How To Say No And Mean It

Specific techniques for how to say no and for breaking the habit of automatically saying yes to every request you receive.

Do you seem to spend most of your time trying to back out of commitments you can't believe you made the first place? Do you tend to say yes when someone asks for a ride to somewhere that's not on your way home, or agree to write an extra report at work when you're already swamped?

Make no mistake: saying yes when you really want to say no can be the bane of your life. But this behaviour is esentially a habit, and habits can be broken. It'll take a firm resolve and some persistence, but it can be done.

Here's how.

Think before you say yes

Many people find themselves automatically saying yes to almost any demand made of them. From "do you have a minute?" to "can you help me find my socks?" - there are millions of routine requests for help aimed directly at

the people who always say yes. And you know why?
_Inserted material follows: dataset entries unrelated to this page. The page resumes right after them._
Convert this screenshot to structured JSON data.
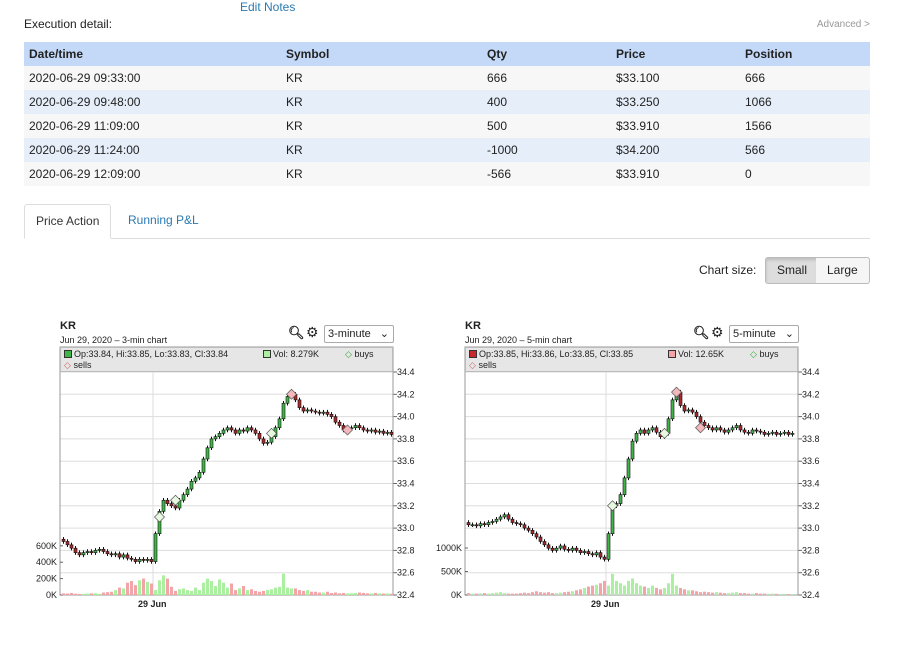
{
  "header": {
    "edit_notes": "Edit Notes",
    "execution_label": "Execution detail:",
    "advanced_link": "Advanced >"
  },
  "table": {
    "columns": [
      "Date/time",
      "Symbol",
      "Qty",
      "Price",
      "Position"
    ],
    "rows": [
      [
        "2020-06-29 09:33:00",
        "KR",
        "666",
        "$33.100",
        "666"
      ],
      [
        "2020-06-29 09:48:00",
        "KR",
        "400",
        "$33.250",
        "1066"
      ],
      [
        "2020-06-29 11:09:00",
        "KR",
        "500",
        "$33.910",
        "1566"
      ],
      [
        "2020-06-29 11:24:00",
        "KR",
        "-1000",
        "$34.200",
        "566"
      ],
      [
        "2020-06-29 12:09:00",
        "KR",
        "-566",
        "$33.910",
        "0"
      ]
    ]
  },
  "tabs": [
    {
      "label": "Price Action",
      "active": true
    },
    {
      "label": "Running P&L",
      "active": false
    }
  ],
  "chart_size": {
    "label": "Chart size:",
    "options": [
      "Small",
      "Large"
    ],
    "selected": "Small"
  },
  "colors": {
    "up": "#3fb548",
    "down": "#a8282c",
    "vol_up": "#aaf0a0",
    "vol_down": "#f2a4a8",
    "header_row": "#c4d9f7",
    "link": "#2a7ab0"
  },
  "chart_data": [
    {
      "type": "candlestick",
      "symbol": "KR",
      "subtitle": "Jun 29, 2020 – 3-min chart",
      "interval": "3-minute",
      "legend": {
        "ohlc": "Op:33.84, Hi:33.85, Lo:33.83, Cl:33.84",
        "vol": "Vol: 8.279K",
        "buys": "buys",
        "sells": "sells",
        "last_color": "#3fb548",
        "last_vol_color": "#aaf0a0"
      },
      "y_ticks": [
        "34.4",
        "34.2",
        "34.0",
        "33.8",
        "33.6",
        "33.4",
        "33.2",
        "33.0",
        "32.8",
        "32.6",
        "32.4"
      ],
      "ylim": [
        32.4,
        34.4
      ],
      "vol_ticks": [
        "600K",
        "400K",
        "200K",
        "0K"
      ],
      "x_label": "29 Jun",
      "premarket_bars": 23,
      "close": [
        32.88,
        32.85,
        32.82,
        32.78,
        32.76,
        32.78,
        32.79,
        32.78,
        32.8,
        32.81,
        32.79,
        32.77,
        32.76,
        32.77,
        32.74,
        32.76,
        32.73,
        32.72,
        32.7,
        32.72,
        32.71,
        32.72,
        32.7,
        32.95,
        33.15,
        33.25,
        33.22,
        33.2,
        33.18,
        33.25,
        33.3,
        33.35,
        33.42,
        33.45,
        33.5,
        33.62,
        33.72,
        33.8,
        33.82,
        33.85,
        33.88,
        33.9,
        33.88,
        33.85,
        33.88,
        33.87,
        33.9,
        33.88,
        33.85,
        33.8,
        33.76,
        33.77,
        33.82,
        33.9,
        33.98,
        34.12,
        34.18,
        34.2,
        34.15,
        34.08,
        34.05,
        34.06,
        34.05,
        34.04,
        34.03,
        34.04,
        34.02,
        34.0,
        33.95,
        33.92,
        33.88,
        33.9,
        33.9,
        33.92,
        33.9,
        33.88,
        33.87,
        33.88,
        33.86,
        33.87,
        33.85,
        33.86,
        33.84
      ],
      "volume_k": [
        20,
        18,
        25,
        15,
        12,
        15,
        18,
        20,
        22,
        15,
        30,
        35,
        40,
        60,
        90,
        80,
        150,
        170,
        120,
        180,
        200,
        160,
        140,
        60,
        180,
        240,
        200,
        100,
        50,
        70,
        80,
        60,
        50,
        90,
        60,
        150,
        200,
        170,
        110,
        190,
        150,
        90,
        140,
        60,
        80,
        110,
        60,
        70,
        50,
        40,
        50,
        60,
        70,
        90,
        100,
        260,
        90,
        80,
        80,
        60,
        50,
        60,
        40,
        40,
        30,
        30,
        40,
        25,
        30,
        20,
        25,
        20,
        20,
        25,
        30,
        25,
        20,
        20,
        25,
        20,
        18,
        20,
        15
      ],
      "buys": [
        {
          "bar": 24,
          "price": 33.1
        },
        {
          "bar": 28,
          "price": 33.25
        },
        {
          "bar": 52,
          "price": 33.85
        }
      ],
      "sells": [
        {
          "bar": 57,
          "price": 34.2
        },
        {
          "bar": 71,
          "price": 33.88
        }
      ]
    },
    {
      "type": "candlestick",
      "symbol": "KR",
      "subtitle": "Jun 29, 2020 – 5-min chart",
      "interval": "5-minute",
      "legend": {
        "ohlc": "Op:33.85, Hi:33.86, Lo:33.85, Cl:33.85",
        "vol": "Vol: 12.65K",
        "buys": "buys",
        "sells": "sells",
        "last_color": "#c8282c",
        "last_vol_color": "#f2a4a8"
      },
      "y_ticks": [
        "34.4",
        "34.2",
        "34.0",
        "33.8",
        "33.6",
        "33.4",
        "33.2",
        "33.0",
        "32.8",
        "32.6",
        "32.4"
      ],
      "ylim": [
        32.4,
        34.4
      ],
      "vol_ticks": [
        "1000K",
        "500K",
        "0K"
      ],
      "x_label": "29 Jun",
      "premarket_bars": 35,
      "close": [
        33.03,
        33.03,
        33.02,
        33.04,
        33.03,
        33.05,
        33.06,
        33.08,
        33.1,
        33.12,
        33.08,
        33.05,
        33.04,
        33.03,
        33.0,
        32.98,
        32.95,
        32.92,
        32.88,
        32.85,
        32.82,
        32.8,
        32.82,
        32.84,
        32.81,
        32.8,
        32.82,
        32.8,
        32.78,
        32.79,
        32.77,
        32.76,
        32.78,
        32.74,
        32.72,
        32.95,
        33.2,
        33.22,
        33.3,
        33.45,
        33.62,
        33.78,
        33.85,
        33.88,
        33.85,
        33.88,
        33.9,
        33.86,
        33.82,
        33.85,
        33.98,
        34.15,
        34.22,
        34.1,
        34.05,
        34.06,
        34.04,
        34.0,
        33.95,
        33.92,
        33.9,
        33.88,
        33.9,
        33.88,
        33.86,
        33.88,
        33.9,
        33.92,
        33.88,
        33.86,
        33.85,
        33.88,
        33.87,
        33.86,
        33.84,
        33.85,
        33.86,
        33.84,
        33.85,
        33.86,
        33.84,
        33.85
      ],
      "volume_k": [
        40,
        30,
        30,
        35,
        40,
        30,
        40,
        50,
        60,
        40,
        30,
        30,
        30,
        40,
        50,
        40,
        60,
        80,
        60,
        50,
        60,
        40,
        40,
        50,
        60,
        70,
        80,
        100,
        120,
        150,
        180,
        200,
        220,
        250,
        300,
        200,
        450,
        300,
        250,
        200,
        300,
        350,
        250,
        200,
        180,
        150,
        200,
        150,
        120,
        150,
        250,
        450,
        200,
        150,
        120,
        100,
        100,
        80,
        60,
        70,
        60,
        50,
        60,
        50,
        40,
        40,
        50,
        60,
        40,
        40,
        30,
        30,
        40,
        30,
        30,
        25,
        30,
        25,
        20,
        25,
        20,
        20
      ],
      "buys": [
        {
          "bar": 36,
          "price": 33.2
        },
        {
          "bar": 49,
          "price": 33.85
        }
      ],
      "sells": [
        {
          "bar": 52,
          "price": 34.22
        },
        {
          "bar": 58,
          "price": 33.9
        }
      ]
    }
  ]
}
Because they've established a reputation throughout their circles of friends and colleagues for being "helpful" and "available". Of course, another way of describing a person who demonstrates this automatic and indiscriminate helping behaviour is as a "pushover"!

But you can stop automatically saying yes when all and sundry come to you with their special needs. The key is to force yourself to hesitate. Bite your tongue and take a deep breath. Allow yourself a few seconds to actually ponder the nature of the request. DO you want to agree to this proposal, or is your stomach churning at the thought, while a voice inside your head screams 'PLEASE - SAY NO!"

Listen to your reaction. If you don't want to say yes, weigh up the pros and cons of the situation. If saying no is going to trash a friendship forever or get you fired, you might want to consider answering in the affirmative this once. But if saying yes will tie you down to wasting an

entire precious day of your weekend with someone you don't even particularly like, it's time to learn to use the 'n' word.

So how do I actually say no?

Because you've fallen into the habit of saying yes, you're now faced with the task of re-educating everyone you know about what to expect of you. For a long time, you've been the first port of call when someone needs a hand or some moral support. In a way, you can't blame your friends and

colleagues for making the assumption that you're permanently available. After all, that's what you've taught them to expect. Until now.

Start letting people know that you're actually a lot busier than you've been letting on. For instance, when Deidre from Accounts drops by and asks if you're free to spend Saturday afternoon going shopping, look her in the eye, smile brightly, and say:

"Sorry, I've already got plans. I've got so much to do this weekend, I don't know how I'm going to fit it all in."

By the time you've run just about any variation on this approach past the people you'd rather say no to, they will realize that maybe you're NOT quite so available, and move onto the next easy target. The more persistent time-wasters might try to coerce you into saying yes a couple more times,

but stick to your guns and they too will eventually lose interest.

Remember, these demanding people are selfishly gobbling up your most precious possessions: your time and energy. Once you've got the hang of replacing your automatic yes answer with a more realistic response, you'll find that you have your life back again. Just imagine your new future:

having time to spend with those you love, and no more feelings of anger and guilt as you stop wasting your spare time with those people who liked you so much better when you couldn't say no.

© High Speed Ventures 2011